DESCRIPTION OF THE TASK: Within the listing below, please show every line carrying the string "name".

[[ MATERIAL FOR THIS TASK open ]]

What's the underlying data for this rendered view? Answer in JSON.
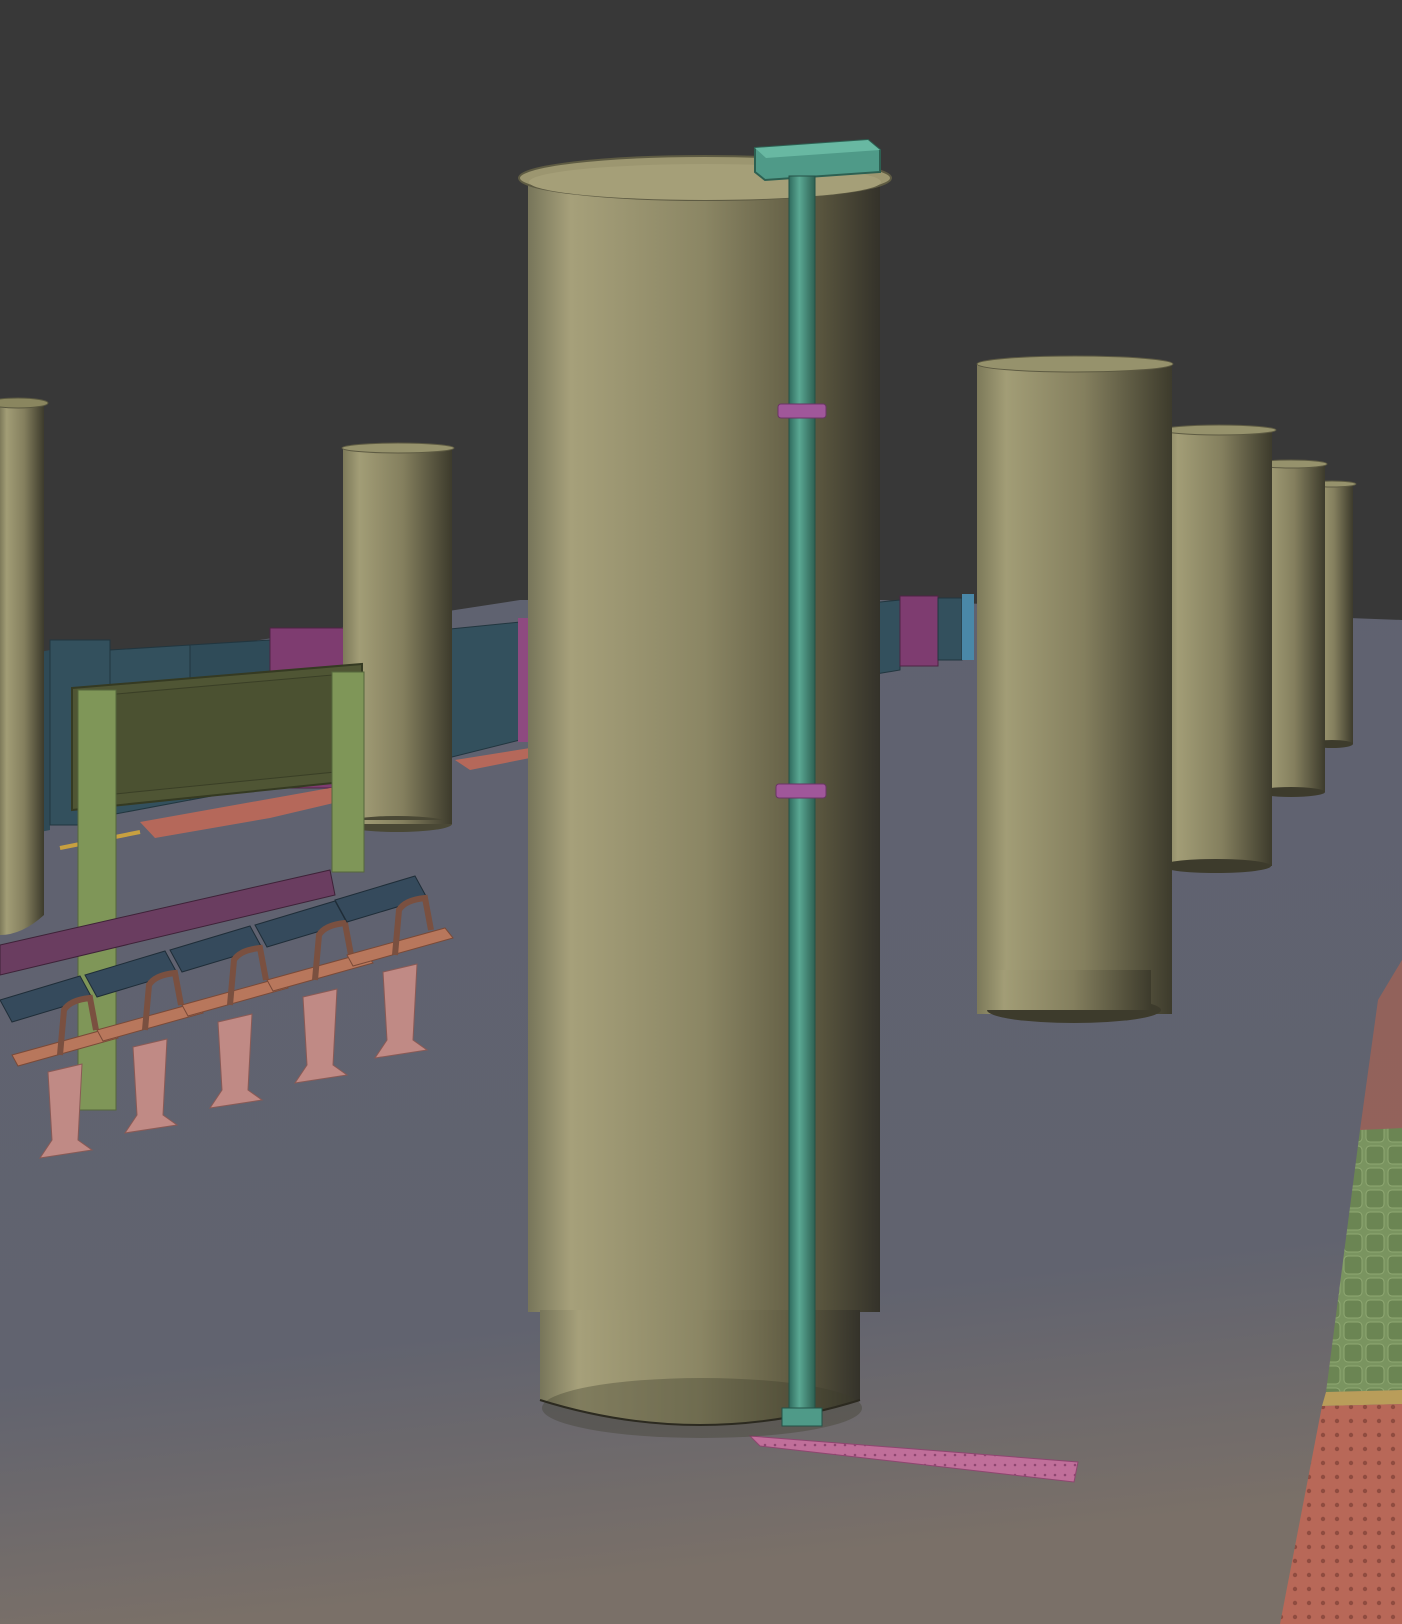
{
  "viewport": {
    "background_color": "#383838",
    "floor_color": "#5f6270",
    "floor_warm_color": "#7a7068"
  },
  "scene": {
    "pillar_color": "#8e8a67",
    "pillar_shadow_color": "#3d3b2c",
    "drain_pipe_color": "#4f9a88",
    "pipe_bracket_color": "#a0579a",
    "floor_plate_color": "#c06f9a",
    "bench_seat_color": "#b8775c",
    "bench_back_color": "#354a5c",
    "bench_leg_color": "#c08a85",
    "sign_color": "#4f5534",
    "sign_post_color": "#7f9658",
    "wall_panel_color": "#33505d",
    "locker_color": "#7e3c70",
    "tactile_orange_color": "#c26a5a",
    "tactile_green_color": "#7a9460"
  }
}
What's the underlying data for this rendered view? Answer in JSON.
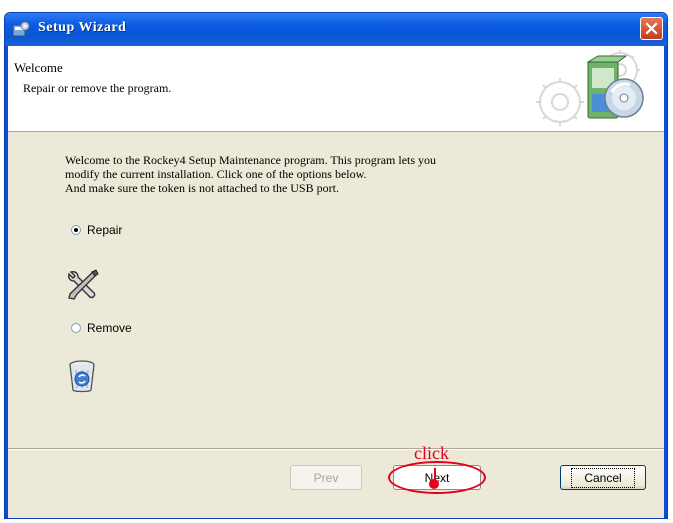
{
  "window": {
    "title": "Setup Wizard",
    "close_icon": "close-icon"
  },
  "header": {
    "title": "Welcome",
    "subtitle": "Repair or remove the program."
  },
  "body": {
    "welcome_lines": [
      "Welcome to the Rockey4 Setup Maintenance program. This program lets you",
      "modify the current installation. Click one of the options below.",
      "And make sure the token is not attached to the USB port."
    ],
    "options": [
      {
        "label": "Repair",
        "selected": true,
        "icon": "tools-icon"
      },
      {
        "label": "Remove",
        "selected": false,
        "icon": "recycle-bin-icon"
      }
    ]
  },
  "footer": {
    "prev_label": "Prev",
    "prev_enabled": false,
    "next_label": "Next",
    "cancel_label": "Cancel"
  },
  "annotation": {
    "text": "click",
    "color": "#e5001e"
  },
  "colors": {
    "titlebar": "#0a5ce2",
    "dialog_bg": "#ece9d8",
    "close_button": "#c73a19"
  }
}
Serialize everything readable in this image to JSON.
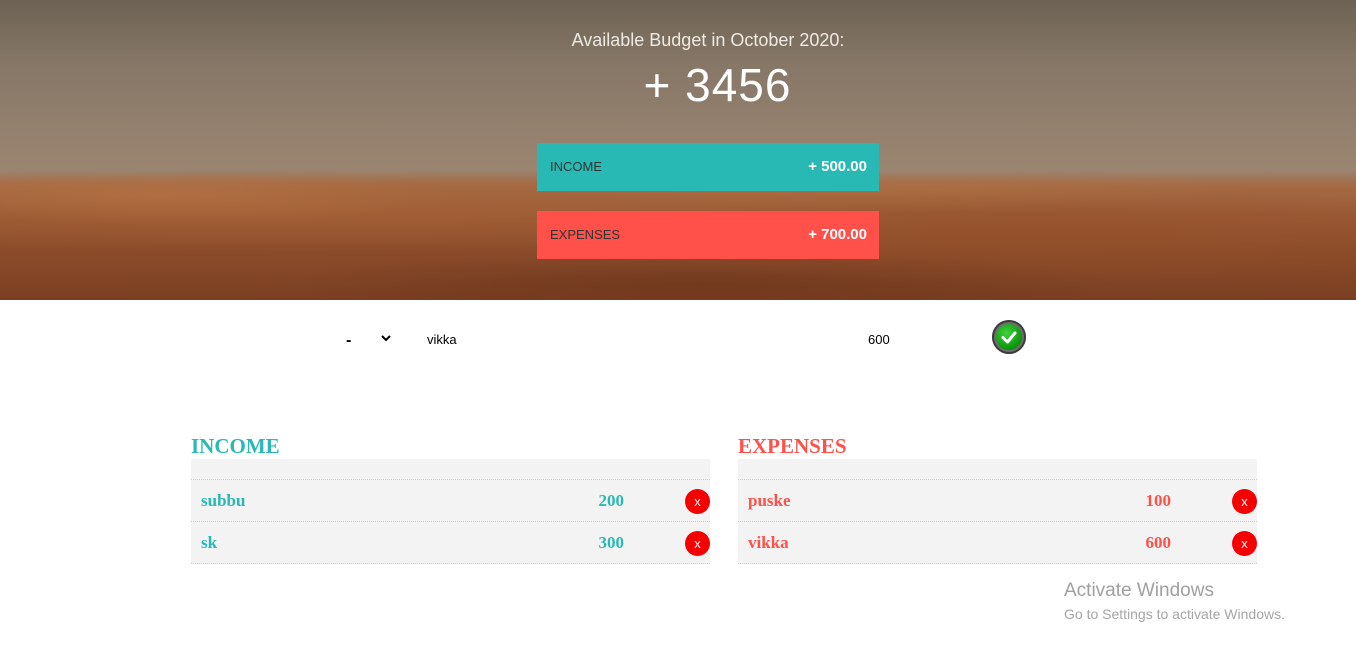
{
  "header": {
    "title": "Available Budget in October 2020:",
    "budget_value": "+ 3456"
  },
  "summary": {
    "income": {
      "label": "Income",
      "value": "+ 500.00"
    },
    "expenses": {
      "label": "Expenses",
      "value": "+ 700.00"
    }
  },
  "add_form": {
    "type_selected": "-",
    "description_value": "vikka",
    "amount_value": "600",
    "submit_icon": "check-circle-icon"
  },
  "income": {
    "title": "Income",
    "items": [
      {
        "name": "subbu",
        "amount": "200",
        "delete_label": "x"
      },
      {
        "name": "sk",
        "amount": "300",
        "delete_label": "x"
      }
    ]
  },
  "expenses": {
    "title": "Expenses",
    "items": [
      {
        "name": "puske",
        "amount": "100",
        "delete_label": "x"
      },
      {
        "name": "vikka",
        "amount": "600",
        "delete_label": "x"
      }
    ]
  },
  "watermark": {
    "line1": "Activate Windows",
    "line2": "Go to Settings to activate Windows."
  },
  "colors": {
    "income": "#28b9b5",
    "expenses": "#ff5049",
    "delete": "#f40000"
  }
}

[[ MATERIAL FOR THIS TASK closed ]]

EXERCISE RESULT:
        "name": "subbu",
        "name": "sk",
        "name": "puske",
        "name": "vikka",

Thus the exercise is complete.